■ Required action: From the listing below, return each line that includes "count".

*** Block opens ***

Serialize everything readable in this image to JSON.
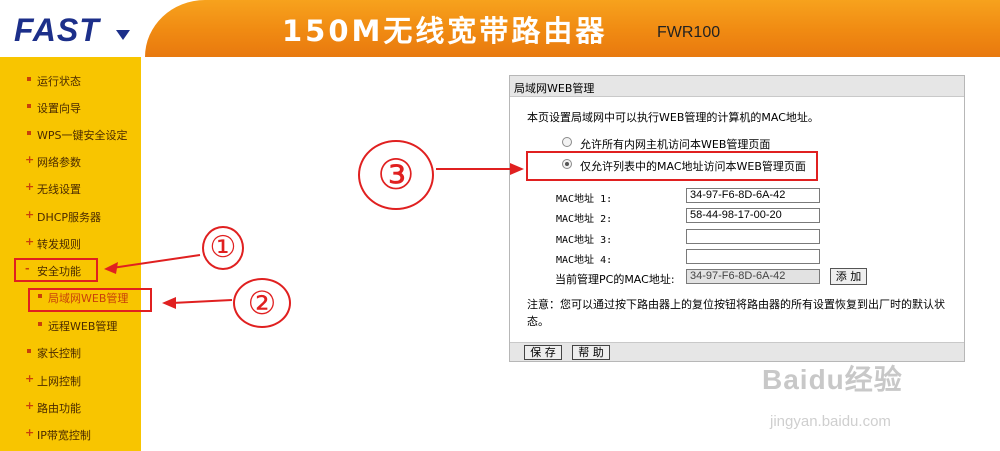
{
  "header": {
    "logo": "FAST",
    "title": "150M无线宽带路由器",
    "model": "FWR100",
    "brand_color": "#1c2f8a",
    "accent_color": "#f08a12"
  },
  "sidebar": {
    "bg_color": "#f8c500",
    "items": [
      {
        "label": "运行状态",
        "marker": "bullet"
      },
      {
        "label": "设置向导",
        "marker": "bullet"
      },
      {
        "label": "WPS一键安全设定",
        "marker": "bullet"
      },
      {
        "label": "网络参数",
        "marker": "+"
      },
      {
        "label": "无线设置",
        "marker": "+"
      },
      {
        "label": "DHCP服务器",
        "marker": "+"
      },
      {
        "label": "转发规则",
        "marker": "+"
      },
      {
        "label": "安全功能",
        "marker": "-"
      },
      {
        "label": "局域网WEB管理",
        "marker": "bullet"
      },
      {
        "label": "远程WEB管理",
        "marker": "bullet"
      },
      {
        "label": "家长控制",
        "marker": "bullet"
      },
      {
        "label": "上网控制",
        "marker": "+"
      },
      {
        "label": "路由功能",
        "marker": "+"
      },
      {
        "label": "IP带宽控制",
        "marker": "+"
      }
    ]
  },
  "panel": {
    "title": "局域网WEB管理",
    "description": "本页设置局域网中可以执行WEB管理的计算机的MAC地址。",
    "radio_all": "允许所有内网主机访问本WEB管理页面",
    "radio_list": "仅允许列表中的MAC地址访问本WEB管理页面",
    "radio_selected": "list",
    "mac_fields": [
      {
        "label": "MAC地址 1:",
        "value": "34-97-F6-8D-6A-42"
      },
      {
        "label": "MAC地址 2:",
        "value": "58-44-98-17-00-20"
      },
      {
        "label": "MAC地址 3:",
        "value": ""
      },
      {
        "label": "MAC地址 4:",
        "value": ""
      }
    ],
    "current_pc_label": "当前管理PC的MAC地址:",
    "current_pc_value": "34-97-F6-8D-6A-42",
    "add_button": "添 加",
    "note": "注意：您可以通过按下路由器上的复位按钮将路由器的所有设置恢复到出厂时的默认状态。",
    "save_button": "保 存",
    "help_button": "帮 助"
  },
  "annotations": {
    "circle_1": "①",
    "circle_2": "②",
    "circle_3": "③",
    "color": "#e02020"
  },
  "watermark": {
    "main": "Baidu经验",
    "sub": "jingyan.baidu.com"
  }
}
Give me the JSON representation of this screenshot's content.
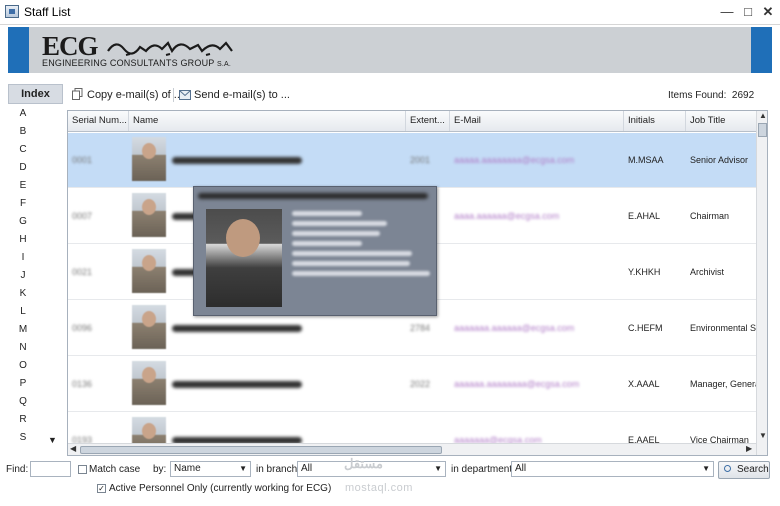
{
  "window": {
    "title": "Staff List"
  },
  "banner": {
    "logo_main": "ECG",
    "logo_sub": "ENGINEERING CONSULTANTS GROUP",
    "logo_sub_suffix": "S.A.",
    "brand_blue": "#1f6fb8"
  },
  "toolbar": {
    "copy_label": "Copy e-mail(s) of ...",
    "send_label": "Send e-mail(s) to ...",
    "items_found_label": "Items Found:",
    "items_found_value": "2692"
  },
  "index": {
    "header": "Index",
    "letters": [
      "A",
      "B",
      "C",
      "D",
      "E",
      "F",
      "G",
      "H",
      "I",
      "J",
      "K",
      "L",
      "M",
      "N",
      "O",
      "P",
      "Q",
      "R",
      "S"
    ]
  },
  "grid": {
    "columns": [
      "Serial Num...",
      "Name",
      "Extent...",
      "E-Mail",
      "Initials",
      "Job Title"
    ],
    "rows": [
      {
        "serial": "0001",
        "extension": "2001",
        "email": "aaaaa.aaaaaaaa@ecgsa.com",
        "initials": "M.MSAA",
        "job_title": "Senior Advisor"
      },
      {
        "serial": "0007",
        "extension": "2005",
        "email": "aaaa.aaaaaa@ecgsa.com",
        "initials": "E.AHAL",
        "job_title": "Chairman"
      },
      {
        "serial": "0021",
        "extension": "2041",
        "email": "",
        "initials": "Y.KHKH",
        "job_title": "Archivist"
      },
      {
        "serial": "0096",
        "extension": "2784",
        "email": "aaaaaaa.aaaaaa@ecgsa.com",
        "initials": "C.HEFM",
        "job_title": "Environmental Stu"
      },
      {
        "serial": "0136",
        "extension": "2022",
        "email": "aaaaaa.aaaaaaaa@ecgsa.com",
        "initials": "X.AAAL",
        "job_title": "Manager, Genera"
      },
      {
        "serial": "0193",
        "extension": "",
        "email": "aaaaaaa@ecgsa.com",
        "initials": "E.AAEL",
        "job_title": "Vice Chairman"
      }
    ]
  },
  "tooltip": {
    "lines": [
      "Aaaaaaa Aaaaa",
      "Job Title: Senior Advisor",
      "Serial Number: 0001",
      "Extension: 2001",
      "Department: Senior Advisor",
      "Branch: Corporate Management",
      "E-Mail: aaaaa.aaaaaaaa@ecgsa.com"
    ]
  },
  "filters": {
    "find_label": "Find:",
    "find_value": "",
    "match_case_label": "Match case",
    "by_label": "by:",
    "by_value": "Name",
    "branch_label": "in branch:",
    "branch_value": "All",
    "department_label": "in department:",
    "department_value": "All",
    "search_label": "Search",
    "active_label": "Active Personnel Only (currently working for ECG)",
    "active_checked": true
  },
  "watermark": {
    "arabic": "مستقل",
    "latin": "mostaql.com"
  }
}
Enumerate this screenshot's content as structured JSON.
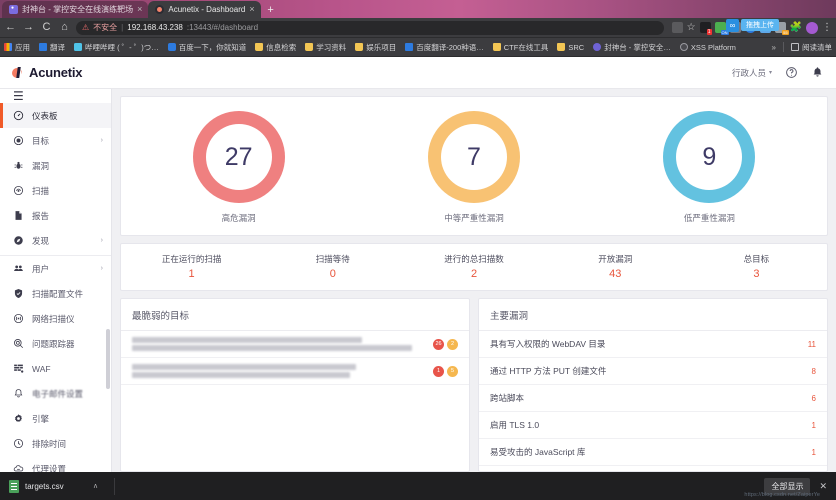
{
  "browser": {
    "tabs": [
      {
        "title": "封神台 - 掌控安全在线演练靶场",
        "icon": "shield-icon",
        "active": false
      },
      {
        "title": "Acunetix - Dashboard",
        "icon": "acunetix-icon",
        "active": true
      }
    ],
    "new_tab_label": "+",
    "tab_close_label": "×",
    "nav": {
      "back": "←",
      "forward": "→",
      "reload": "C",
      "home": "⌂"
    },
    "omnibox": {
      "security_icon": "⚠",
      "security_text": "不安全",
      "separator": "|",
      "url_host": "192.168.43.238",
      "url_rest": ":13443/#/dashboard"
    },
    "upload_chip": "拖拽上传",
    "toolbar_icons": [
      "translate-icon",
      "star-icon",
      "extension-recorder-icon",
      "extension-on-icon",
      "extension-gray-icon",
      "extension-blue-icon",
      "extension-clip-icon",
      "extension-badge-icon",
      "puzzle-icon",
      "profile-avatar",
      "chrome-menu-icon"
    ],
    "bookmarks": [
      {
        "label": "应用",
        "icon": "apps-grid-icon"
      },
      {
        "label": "翻译",
        "icon": "translate-bookmark-icon"
      },
      {
        "label": "哔哩哔哩 ( ゜- ゜)つ…",
        "icon": "bilibili-icon"
      },
      {
        "label": "百度一下，你就知道",
        "icon": "baidu-icon"
      },
      {
        "label": "信息检索",
        "icon": "folder-icon"
      },
      {
        "label": "学习资料",
        "icon": "folder-icon"
      },
      {
        "label": "娱乐项目",
        "icon": "folder-icon"
      },
      {
        "label": "百度翻译-200种语…",
        "icon": "translate-bookmark-icon"
      },
      {
        "label": "CTF在线工具",
        "icon": "folder-icon"
      },
      {
        "label": "SRC",
        "icon": "folder-icon"
      },
      {
        "label": "封神台 - 掌控安全…",
        "icon": "shield-icon"
      },
      {
        "label": "XSS Platform",
        "icon": "globe-icon"
      }
    ],
    "bookmarks_overflow": "»",
    "reading_list": {
      "label": "阅读清单",
      "icon": "reading-list-icon"
    }
  },
  "app": {
    "brand": "Acunetix",
    "user_menu": "行政人员",
    "user_caret": "▾",
    "help_icon": "?",
    "bell_icon": "≡"
  },
  "sidebar": {
    "hamburger": "☰",
    "groups": [
      {
        "items": [
          {
            "label": "仪表板",
            "icon": "dashboard-gauge-icon",
            "active": true,
            "chevron": ""
          },
          {
            "label": "目标",
            "icon": "target-icon",
            "active": false,
            "chevron": "›"
          },
          {
            "label": "漏洞",
            "icon": "bug-icon",
            "active": false,
            "chevron": ""
          },
          {
            "label": "扫描",
            "icon": "scan-radar-icon",
            "active": false,
            "chevron": ""
          },
          {
            "label": "报告",
            "icon": "report-document-icon",
            "active": false,
            "chevron": ""
          },
          {
            "label": "发现",
            "icon": "discovery-compass-icon",
            "active": false,
            "chevron": "›"
          }
        ]
      },
      {
        "items": [
          {
            "label": "用户",
            "icon": "users-icon",
            "active": false,
            "chevron": "›"
          },
          {
            "label": "扫描配置文件",
            "icon": "shield-config-icon",
            "active": false,
            "chevron": ""
          },
          {
            "label": "网络扫描仪",
            "icon": "network-scanner-icon",
            "active": false,
            "chevron": ""
          },
          {
            "label": "问题跟踪器",
            "icon": "issue-tracker-icon",
            "active": false,
            "chevron": ""
          },
          {
            "label": "WAF",
            "icon": "waf-icon",
            "active": false,
            "chevron": ""
          },
          {
            "label": "电子邮件设置",
            "icon": "bell-icon",
            "active": false,
            "chevron": "",
            "blurred": true
          },
          {
            "label": "引擎",
            "icon": "engine-gear-icon",
            "active": false,
            "chevron": ""
          },
          {
            "label": "排除时间",
            "icon": "clock-icon",
            "active": false,
            "chevron": ""
          },
          {
            "label": "代理设置",
            "icon": "cloud-proxy-icon",
            "active": false,
            "chevron": ""
          }
        ]
      }
    ]
  },
  "dashboard": {
    "donuts": [
      {
        "value": "27",
        "label": "高危漏洞",
        "color": "#ef8080"
      },
      {
        "value": "7",
        "label": "中等严重性漏洞",
        "color": "#f8c273"
      },
      {
        "value": "9",
        "label": "低严重性漏洞",
        "color": "#63c2e0"
      }
    ],
    "stats": [
      {
        "label": "正在运行的扫描",
        "value": "1"
      },
      {
        "label": "扫描等待",
        "value": "0"
      },
      {
        "label": "进行的总扫描数",
        "value": "2"
      },
      {
        "label": "开放漏洞",
        "value": "43"
      },
      {
        "label": "总目标",
        "value": "3"
      }
    ],
    "vulnerable_targets": {
      "title": "最脆弱的目标",
      "rows": [
        {
          "name_redacted": true,
          "high": "26",
          "medium": "2"
        },
        {
          "name_redacted": true,
          "high": "1",
          "medium": "5"
        }
      ]
    },
    "top_vulnerabilities": {
      "title": "主要漏洞",
      "rows": [
        {
          "name": "具有写入权限的 WebDAV 目录",
          "count": "11"
        },
        {
          "name": "通过 HTTP 方法 PUT 创建文件",
          "count": "8"
        },
        {
          "name": "跨站脚本",
          "count": "6"
        },
        {
          "name": "启用 TLS 1.0",
          "count": "1"
        },
        {
          "name": "易受攻击的 JavaScript 库",
          "count": "1"
        }
      ]
    }
  },
  "downloadbar": {
    "file_name": "targets.csv",
    "file_chevron": "ʌ",
    "show_all": "全部显示",
    "close": "✕",
    "watermark": "https://blog.csdn.net/ZaiperYe"
  }
}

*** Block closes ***

■ Result of this task:
          "count": "11"
          "count": "8"
          "count": "6"
          "count": "1"
          "count": "1"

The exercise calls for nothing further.